-------- PROVIDED DATA --------

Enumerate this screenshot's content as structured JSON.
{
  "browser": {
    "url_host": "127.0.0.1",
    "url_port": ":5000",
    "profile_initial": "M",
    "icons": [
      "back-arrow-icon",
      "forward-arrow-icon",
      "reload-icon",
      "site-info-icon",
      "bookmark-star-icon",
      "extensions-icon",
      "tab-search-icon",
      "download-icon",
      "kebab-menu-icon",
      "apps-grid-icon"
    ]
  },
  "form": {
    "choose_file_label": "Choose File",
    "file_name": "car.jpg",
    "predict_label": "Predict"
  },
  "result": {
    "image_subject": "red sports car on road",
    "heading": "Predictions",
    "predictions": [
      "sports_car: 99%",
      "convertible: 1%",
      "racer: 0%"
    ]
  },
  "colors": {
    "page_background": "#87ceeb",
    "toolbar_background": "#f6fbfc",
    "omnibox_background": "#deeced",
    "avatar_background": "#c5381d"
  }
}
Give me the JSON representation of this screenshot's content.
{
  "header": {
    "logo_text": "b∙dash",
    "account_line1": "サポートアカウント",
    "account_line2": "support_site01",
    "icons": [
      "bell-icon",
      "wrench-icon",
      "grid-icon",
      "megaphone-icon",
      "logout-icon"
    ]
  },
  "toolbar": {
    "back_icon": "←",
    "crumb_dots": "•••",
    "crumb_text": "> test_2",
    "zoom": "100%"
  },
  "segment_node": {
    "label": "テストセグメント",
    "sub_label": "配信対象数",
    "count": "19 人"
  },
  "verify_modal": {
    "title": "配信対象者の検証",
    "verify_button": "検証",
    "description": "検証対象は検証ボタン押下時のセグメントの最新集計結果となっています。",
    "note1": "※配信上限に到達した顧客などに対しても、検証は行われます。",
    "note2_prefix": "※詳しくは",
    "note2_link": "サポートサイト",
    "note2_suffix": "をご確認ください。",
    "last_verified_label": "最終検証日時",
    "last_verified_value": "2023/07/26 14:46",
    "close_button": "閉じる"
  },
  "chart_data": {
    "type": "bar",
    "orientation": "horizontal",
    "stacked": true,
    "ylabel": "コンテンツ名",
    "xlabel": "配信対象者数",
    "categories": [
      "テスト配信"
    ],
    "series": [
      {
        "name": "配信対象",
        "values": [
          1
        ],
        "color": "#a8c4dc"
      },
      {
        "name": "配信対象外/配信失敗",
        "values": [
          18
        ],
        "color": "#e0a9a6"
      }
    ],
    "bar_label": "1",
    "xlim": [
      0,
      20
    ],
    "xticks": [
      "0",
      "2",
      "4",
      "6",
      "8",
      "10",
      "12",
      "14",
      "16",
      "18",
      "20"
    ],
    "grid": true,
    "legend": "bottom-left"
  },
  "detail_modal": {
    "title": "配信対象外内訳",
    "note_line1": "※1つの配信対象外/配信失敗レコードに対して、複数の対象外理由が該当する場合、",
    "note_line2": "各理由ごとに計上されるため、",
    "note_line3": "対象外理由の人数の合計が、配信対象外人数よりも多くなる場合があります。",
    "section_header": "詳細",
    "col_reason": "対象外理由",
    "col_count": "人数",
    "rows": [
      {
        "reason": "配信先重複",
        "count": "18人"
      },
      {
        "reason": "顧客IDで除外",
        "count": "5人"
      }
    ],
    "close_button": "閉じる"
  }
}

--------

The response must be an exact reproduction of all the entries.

Enumerate this screenshot's content as structured JSON.
{
  "browser": {
    "url_host": "127.0.0.1",
    "url_port": ":5000",
    "profile_initial": "M",
    "icons": [
      "back-arrow-icon",
      "forward-arrow-icon",
      "reload-icon",
      "site-info-icon",
      "bookmark-star-icon",
      "extensions-icon",
      "tab-search-icon",
      "download-icon",
      "kebab-menu-icon",
      "apps-grid-icon"
    ]
  },
  "form": {
    "choose_file_label": "Choose File",
    "file_name": "car.jpg",
    "predict_label": "Predict"
  },
  "result": {
    "image_subject": "red sports car on road",
    "heading": "Predictions",
    "predictions": [
      "sports_car: 99%",
      "convertible: 1%",
      "racer: 0%"
    ]
  },
  "colors": {
    "page_background": "#87ceeb",
    "toolbar_background": "#f6fbfc",
    "omnibox_background": "#deeced",
    "avatar_background": "#c5381d"
  }
}
Give me the JSON representation of this screenshot's content.
{
  "header": {
    "logo_text": "b∙dash",
    "account_line1": "サポートアカウント",
    "account_line2": "support_site01",
    "icons": [
      "bell-icon",
      "wrench-icon",
      "grid-icon",
      "megaphone-icon",
      "logout-icon"
    ]
  },
  "toolbar": {
    "back_icon": "←",
    "crumb_dots": "•••",
    "crumb_text": "> test_2",
    "zoom": "100%"
  },
  "segment_node": {
    "label": "テストセグメント",
    "sub_label": "配信対象数",
    "count": "19 人"
  },
  "verify_modal": {
    "title": "配信対象者の検証",
    "verify_button": "検証",
    "description": "検証対象は検証ボタン押下時のセグメントの最新集計結果となっています。",
    "note1": "※配信上限に到達した顧客などに対しても、検証は行われます。",
    "note2_prefix": "※詳しくは",
    "note2_link": "サポートサイト",
    "note2_suffix": "をご確認ください。",
    "last_verified_label": "最終検証日時",
    "last_verified_value": "2023/07/26 14:46",
    "close_button": "閉じる"
  },
  "chart_data": {
    "type": "bar",
    "orientation": "horizontal",
    "stacked": true,
    "ylabel": "コンテンツ名",
    "xlabel": "配信対象者数",
    "categories": [
      "テスト配信"
    ],
    "series": [
      {
        "name": "配信対象",
        "values": [
          1
        ],
        "color": "#a8c4dc"
      },
      {
        "name": "配信対象外/配信失敗",
        "values": [
          18
        ],
        "color": "#e0a9a6"
      }
    ],
    "bar_label": "1",
    "xlim": [
      0,
      20
    ],
    "xticks": [
      "0",
      "2",
      "4",
      "6",
      "8",
      "10",
      "12",
      "14",
      "16",
      "18",
      "20"
    ],
    "grid": true,
    "legend": "bottom-left"
  },
  "detail_modal": {
    "title": "配信対象外内訳",
    "note_line1": "※1つの配信対象外/配信失敗レコードに対して、複数の対象外理由が該当する場合、",
    "note_line2": "各理由ごとに計上されるため、",
    "note_line3": "対象外理由の人数の合計が、配信対象外人数よりも多くなる場合があります。",
    "section_header": "詳細",
    "col_reason": "対象外理由",
    "col_count": "人数",
    "rows": [
      {
        "reason": "配信先重複",
        "count": "18人"
      },
      {
        "reason": "顧客IDで除外",
        "count": "5人"
      }
    ],
    "close_button": "閉じる"
  }
}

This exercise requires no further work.